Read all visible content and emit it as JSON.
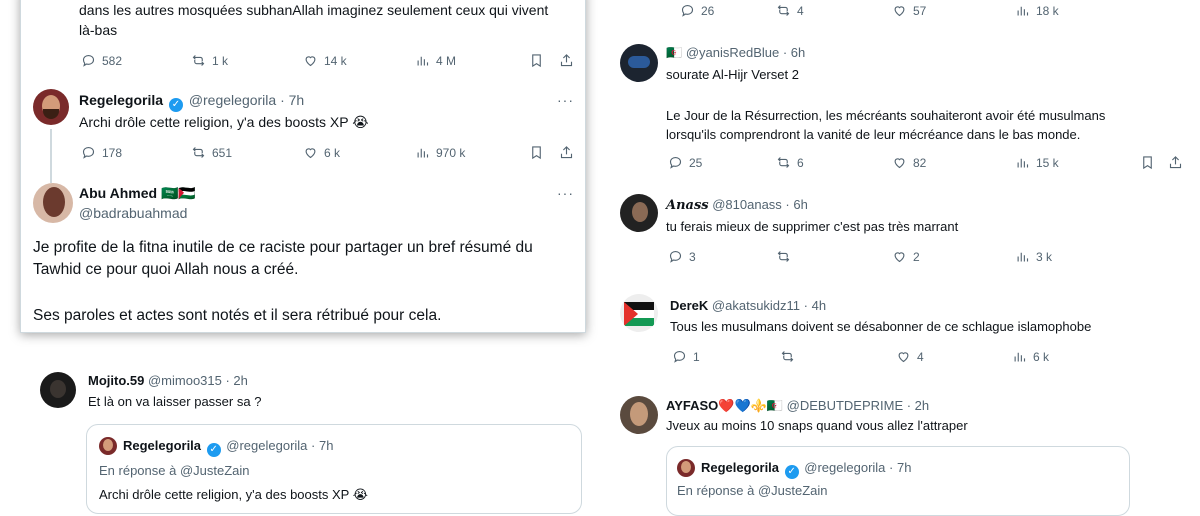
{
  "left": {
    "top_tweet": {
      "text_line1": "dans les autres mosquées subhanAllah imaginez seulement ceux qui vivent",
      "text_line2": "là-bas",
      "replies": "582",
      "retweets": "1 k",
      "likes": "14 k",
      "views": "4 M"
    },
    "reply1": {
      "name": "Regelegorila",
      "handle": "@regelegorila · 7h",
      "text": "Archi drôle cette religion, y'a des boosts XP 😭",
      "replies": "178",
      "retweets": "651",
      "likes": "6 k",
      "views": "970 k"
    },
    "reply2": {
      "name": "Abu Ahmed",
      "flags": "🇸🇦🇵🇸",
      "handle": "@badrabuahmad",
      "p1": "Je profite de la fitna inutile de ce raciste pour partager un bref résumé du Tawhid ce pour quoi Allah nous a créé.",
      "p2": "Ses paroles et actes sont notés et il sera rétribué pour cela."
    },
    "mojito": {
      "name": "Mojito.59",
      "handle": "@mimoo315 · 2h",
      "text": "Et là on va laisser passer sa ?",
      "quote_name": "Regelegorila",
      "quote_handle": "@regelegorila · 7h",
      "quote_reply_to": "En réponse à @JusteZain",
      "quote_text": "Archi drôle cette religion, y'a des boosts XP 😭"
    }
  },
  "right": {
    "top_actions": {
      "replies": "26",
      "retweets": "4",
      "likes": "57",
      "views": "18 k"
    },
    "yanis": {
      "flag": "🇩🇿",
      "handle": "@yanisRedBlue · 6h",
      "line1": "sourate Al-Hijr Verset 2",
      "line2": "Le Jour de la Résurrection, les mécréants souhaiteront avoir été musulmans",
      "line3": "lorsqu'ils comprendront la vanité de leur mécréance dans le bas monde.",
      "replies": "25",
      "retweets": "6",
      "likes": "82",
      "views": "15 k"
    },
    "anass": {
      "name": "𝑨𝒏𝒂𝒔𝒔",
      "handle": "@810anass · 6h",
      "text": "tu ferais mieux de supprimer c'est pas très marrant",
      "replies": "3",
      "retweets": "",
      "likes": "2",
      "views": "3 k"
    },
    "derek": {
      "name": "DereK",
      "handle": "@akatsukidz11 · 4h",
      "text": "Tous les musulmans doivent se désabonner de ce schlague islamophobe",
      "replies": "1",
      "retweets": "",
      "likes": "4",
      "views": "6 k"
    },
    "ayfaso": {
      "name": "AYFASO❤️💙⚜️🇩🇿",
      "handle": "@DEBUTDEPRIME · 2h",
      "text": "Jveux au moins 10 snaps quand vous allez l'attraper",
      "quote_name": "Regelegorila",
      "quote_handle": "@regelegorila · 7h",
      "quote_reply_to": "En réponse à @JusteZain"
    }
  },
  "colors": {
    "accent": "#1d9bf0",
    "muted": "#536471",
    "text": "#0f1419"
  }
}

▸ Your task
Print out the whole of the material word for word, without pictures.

▸ Solution for this problem
Read all visible content and emit it as JSON.
{
  "left": {
    "top_tweet": {
      "text_line1": "dans les autres mosquées subhanAllah imaginez seulement ceux qui vivent",
      "text_line2": "là-bas",
      "replies": "582",
      "retweets": "1 k",
      "likes": "14 k",
      "views": "4 M"
    },
    "reply1": {
      "name": "Regelegorila",
      "handle": "@regelegorila · 7h",
      "text": "Archi drôle cette religion, y'a des boosts XP 😭",
      "replies": "178",
      "retweets": "651",
      "likes": "6 k",
      "views": "970 k"
    },
    "reply2": {
      "name": "Abu Ahmed",
      "flags": "🇸🇦🇵🇸",
      "handle": "@badrabuahmad",
      "p1": "Je profite de la fitna inutile de ce raciste pour partager un bref résumé du Tawhid ce pour quoi Allah nous a créé.",
      "p2": "Ses paroles et actes sont notés et il sera rétribué pour cela."
    },
    "mojito": {
      "name": "Mojito.59",
      "handle": "@mimoo315 · 2h",
      "text": "Et là on va laisser passer sa ?",
      "quote_name": "Regelegorila",
      "quote_handle": "@regelegorila · 7h",
      "quote_reply_to": "En réponse à @JusteZain",
      "quote_text": "Archi drôle cette religion, y'a des boosts XP 😭"
    }
  },
  "right": {
    "top_actions": {
      "replies": "26",
      "retweets": "4",
      "likes": "57",
      "views": "18 k"
    },
    "yanis": {
      "flag": "🇩🇿",
      "handle": "@yanisRedBlue · 6h",
      "line1": "sourate Al-Hijr Verset 2",
      "line2": "Le Jour de la Résurrection, les mécréants souhaiteront avoir été musulmans",
      "line3": "lorsqu'ils comprendront la vanité de leur mécréance dans le bas monde.",
      "replies": "25",
      "retweets": "6",
      "likes": "82",
      "views": "15 k"
    },
    "anass": {
      "name": "𝑨𝒏𝒂𝒔𝒔",
      "handle": "@810anass · 6h",
      "text": "tu ferais mieux de supprimer c'est pas très marrant",
      "replies": "3",
      "retweets": "",
      "likes": "2",
      "views": "3 k"
    },
    "derek": {
      "name": "DereK",
      "handle": "@akatsukidz11 · 4h",
      "text": "Tous les musulmans doivent se désabonner de ce schlague islamophobe",
      "replies": "1",
      "retweets": "",
      "likes": "4",
      "views": "6 k"
    },
    "ayfaso": {
      "name": "AYFASO❤️💙⚜️🇩🇿",
      "handle": "@DEBUTDEPRIME · 2h",
      "text": "Jveux au moins 10 snaps quand vous allez l'attraper",
      "quote_name": "Regelegorila",
      "quote_handle": "@regelegorila · 7h",
      "quote_reply_to": "En réponse à @JusteZain"
    }
  },
  "colors": {
    "accent": "#1d9bf0",
    "muted": "#536471",
    "text": "#0f1419"
  }
}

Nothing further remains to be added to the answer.